Two unusual projects to brighten up February
As well as our run of the mill (if you can call them that) projects, we often get asked to make unusual objects such as the oval “magic” mirrors and the twin Tipi model shown above. The mirrors were commissioned by an artist for an installation in Italy and had to feature the famous “Mirror, mirror on the wall…” wording in raised gold script. The Tipi model was produced for an events company who wanted to illustrate the exciting and inspirational space created by the twin tent set up.
Demonstration Model for Utility Oils
The purpose of this model was to demonstrate this company’s fleet of new, purpose-built trailers supplying mobile oil related services to industry.
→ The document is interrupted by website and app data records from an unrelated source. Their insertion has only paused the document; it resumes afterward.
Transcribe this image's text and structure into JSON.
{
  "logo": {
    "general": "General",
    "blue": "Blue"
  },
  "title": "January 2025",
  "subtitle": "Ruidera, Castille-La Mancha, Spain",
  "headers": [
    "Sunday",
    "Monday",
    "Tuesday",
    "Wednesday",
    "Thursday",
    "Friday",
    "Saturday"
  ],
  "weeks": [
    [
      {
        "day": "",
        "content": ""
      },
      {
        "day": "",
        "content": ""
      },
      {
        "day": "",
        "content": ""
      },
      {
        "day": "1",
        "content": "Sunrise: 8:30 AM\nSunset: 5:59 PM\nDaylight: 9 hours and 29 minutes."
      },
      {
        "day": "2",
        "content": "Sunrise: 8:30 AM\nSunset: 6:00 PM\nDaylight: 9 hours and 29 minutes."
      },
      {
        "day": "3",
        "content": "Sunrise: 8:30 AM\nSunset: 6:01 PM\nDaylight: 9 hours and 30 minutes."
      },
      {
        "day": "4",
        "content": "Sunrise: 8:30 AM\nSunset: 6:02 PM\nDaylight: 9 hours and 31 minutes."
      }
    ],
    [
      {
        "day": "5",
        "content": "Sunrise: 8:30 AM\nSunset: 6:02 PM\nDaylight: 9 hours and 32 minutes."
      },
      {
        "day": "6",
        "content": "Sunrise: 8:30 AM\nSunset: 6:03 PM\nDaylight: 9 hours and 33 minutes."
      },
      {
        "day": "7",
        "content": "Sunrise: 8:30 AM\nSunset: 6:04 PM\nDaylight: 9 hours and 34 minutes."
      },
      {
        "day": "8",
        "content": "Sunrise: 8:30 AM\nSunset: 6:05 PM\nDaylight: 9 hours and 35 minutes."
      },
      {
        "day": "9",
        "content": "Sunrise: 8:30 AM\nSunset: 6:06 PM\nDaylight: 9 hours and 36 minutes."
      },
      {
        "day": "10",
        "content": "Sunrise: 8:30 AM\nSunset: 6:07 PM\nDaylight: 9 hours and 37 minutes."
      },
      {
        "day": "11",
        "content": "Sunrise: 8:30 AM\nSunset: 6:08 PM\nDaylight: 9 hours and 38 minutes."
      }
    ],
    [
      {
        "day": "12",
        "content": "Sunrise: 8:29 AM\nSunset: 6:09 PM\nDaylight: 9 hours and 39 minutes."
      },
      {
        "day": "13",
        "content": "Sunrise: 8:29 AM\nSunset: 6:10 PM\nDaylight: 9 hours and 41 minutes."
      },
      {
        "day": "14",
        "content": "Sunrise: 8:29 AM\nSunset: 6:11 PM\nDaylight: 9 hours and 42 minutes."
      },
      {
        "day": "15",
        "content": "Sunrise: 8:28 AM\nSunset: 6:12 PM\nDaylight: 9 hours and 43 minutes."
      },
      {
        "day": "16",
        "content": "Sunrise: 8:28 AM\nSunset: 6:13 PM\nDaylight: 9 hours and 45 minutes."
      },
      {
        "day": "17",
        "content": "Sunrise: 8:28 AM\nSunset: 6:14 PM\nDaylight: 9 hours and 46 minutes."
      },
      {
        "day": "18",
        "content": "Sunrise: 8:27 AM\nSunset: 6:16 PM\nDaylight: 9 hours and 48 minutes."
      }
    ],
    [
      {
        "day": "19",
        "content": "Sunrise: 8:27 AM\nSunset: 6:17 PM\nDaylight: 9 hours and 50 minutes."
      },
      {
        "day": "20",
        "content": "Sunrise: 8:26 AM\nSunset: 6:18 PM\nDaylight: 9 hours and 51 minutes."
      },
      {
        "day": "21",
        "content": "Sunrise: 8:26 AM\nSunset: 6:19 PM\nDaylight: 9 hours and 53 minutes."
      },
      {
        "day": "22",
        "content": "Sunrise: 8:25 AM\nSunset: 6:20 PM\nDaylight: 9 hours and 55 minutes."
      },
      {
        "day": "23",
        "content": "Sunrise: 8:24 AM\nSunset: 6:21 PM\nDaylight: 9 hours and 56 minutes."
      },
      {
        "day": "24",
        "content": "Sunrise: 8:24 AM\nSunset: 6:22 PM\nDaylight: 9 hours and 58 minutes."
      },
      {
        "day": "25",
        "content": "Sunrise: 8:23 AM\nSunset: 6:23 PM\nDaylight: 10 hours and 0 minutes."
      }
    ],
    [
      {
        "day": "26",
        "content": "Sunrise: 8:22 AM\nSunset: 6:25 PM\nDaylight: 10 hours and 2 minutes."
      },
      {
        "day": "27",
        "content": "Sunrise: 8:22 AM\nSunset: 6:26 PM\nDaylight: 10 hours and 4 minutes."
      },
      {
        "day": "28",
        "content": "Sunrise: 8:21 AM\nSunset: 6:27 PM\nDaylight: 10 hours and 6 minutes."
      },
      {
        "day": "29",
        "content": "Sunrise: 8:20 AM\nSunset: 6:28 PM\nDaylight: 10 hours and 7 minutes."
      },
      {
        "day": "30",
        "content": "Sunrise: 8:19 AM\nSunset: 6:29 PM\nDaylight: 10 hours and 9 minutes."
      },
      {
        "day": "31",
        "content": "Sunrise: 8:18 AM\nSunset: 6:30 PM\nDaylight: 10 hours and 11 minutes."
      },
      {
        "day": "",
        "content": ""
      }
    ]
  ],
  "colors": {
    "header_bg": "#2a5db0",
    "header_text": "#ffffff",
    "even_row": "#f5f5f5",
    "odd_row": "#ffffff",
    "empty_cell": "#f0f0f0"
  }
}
We were able to buy “off the shelf” DAF tractors and brand them with the company’s livery but the trailers had to be built from scratch to incorporate a simplified representation of the client’s oil processing equipment. The roofs of the trailers look as though they have been left off but they are actually made from clear 0.5mm acrylic to allow views into the interior whilst protecting the internal components. The transformer installation was also made from scratch, at a slightly simplified level.
Detailed marketing model on complex sloping site.
This technically demanding project was one of several marketing models we have made recently for national house builder Taylor Wimpey. It was a particularly difficult project because it comprised over 150 units on a steeply sloping site. Many of the houses were split level properties and each plot required accurate modelling of retaining walls, complex access steps, and carefully designed embankments in the gardens. Even though 1:250 is a fairly small scale, if you click on the first image to enlarge it you’ll see the high level of detail we have been able to achieve. The second image shows the model on site in their marketing suite.
Button controlled model for Northern PowerGrid
CLNR stands for Customer Led Network Revolution, a method of optimizing the power supply network based on immediate reaction to varying customer demands. The purpose of this model was to illustrate Northern Powergrid’s strategies for maximizing the efficiency of their supplies to both domestic and commercial users. The model looks deceptively simple but actually features some complex programming to demonstrate how the network adjusts to the demands of different users at different times of the day, including storing surplus power for later use. The button panel allows the user to set up varying power requirements which are indicated by lights on the model (turning red) and then press further buttons that illustrate how the demands are resolved (turning the lights green) with energy efficient systems and procedures.
“Drivetrain” for wind turbine – Scale 1:20
A “Drivetrain”, in case you were wondering, is the component that harnesses the power from the revolving blades of a wind turbine – it’s the machinery the blades are connected to at the top of the tower, normally hidden under a cowling. This particular model was commissioned for use as an eye catching display at trade shows and exhibitions. It was designed to illustrate the flexible, modular nature of the client’s product which could be easily adapted for different types of wind turbine. Taking the real thing along wasn’t really an option due to its massive size and weight. If you click on the images to enlarge them, you’ll see the outline of a standing figure which gives a sense of the machine’s real life dimensions. At 1:20 scale we were able to show a plenty of realistic detail, including individual nuts and bolts and the huge single disc brake with four callipers on the back face of the model.